In 1966, just as the war in Vietnam was hitting its stride, my father retired from the US Air Force.
Packing up the wife and three small children (the oldest — me — having just completed the second grade) he returned to the town of his own childhood, a place in the Appalachian foothills of northern Alabama with the peculiar name of Boaz.

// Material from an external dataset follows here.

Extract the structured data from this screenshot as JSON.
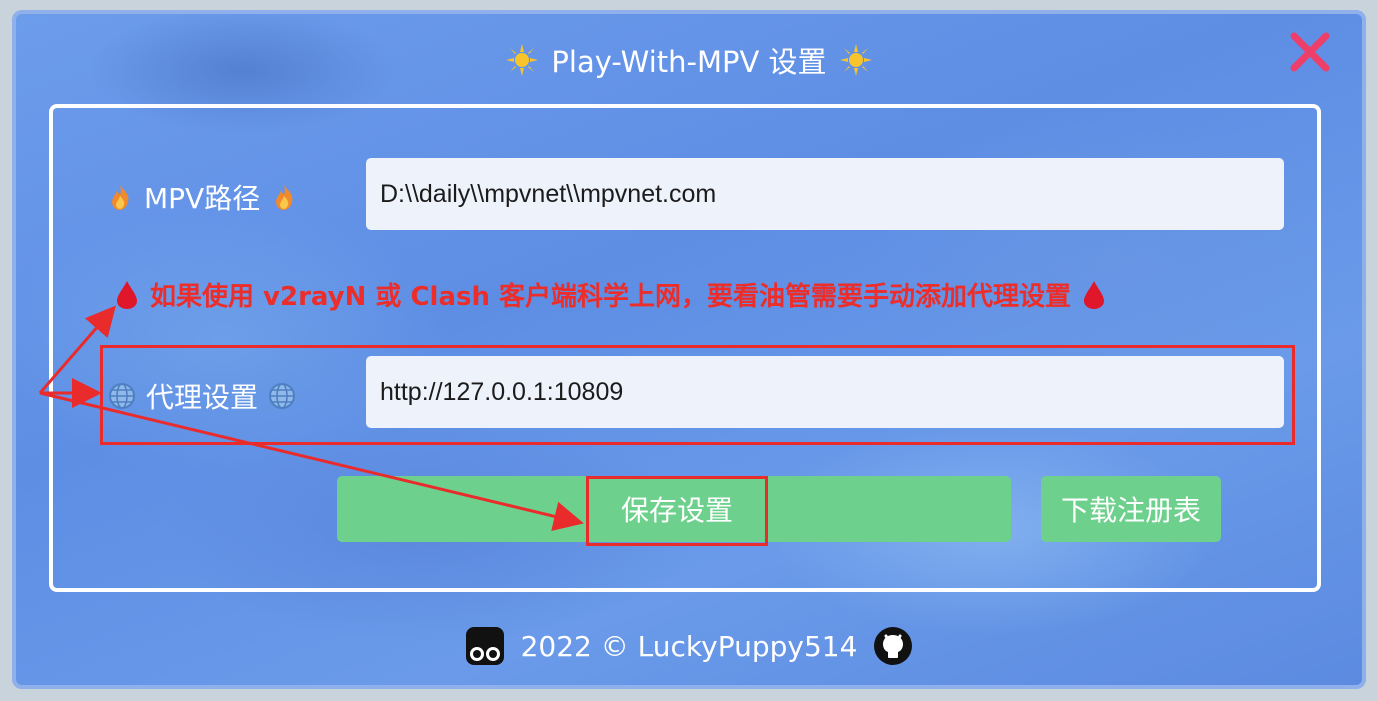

My best friend Sebastian died this afternoon, snuggled up in my arms, whimpering and snuffling, trying to purr as I scratched the back of his neck. He had been suffering for several days from a very high fever that evolved into a rampaging anemia that turned his skin yellow and robbed his blood of the ability to transport enough oxygen to keep him alive, no matter how hard he struggled to breathe. He was frightened, and in pain, and he knew that, just like always, I was there to make it all better. Instead, I held him while the veterinarian injected him with a quick, silent poison that ended his life within seconds of my giving her my assent.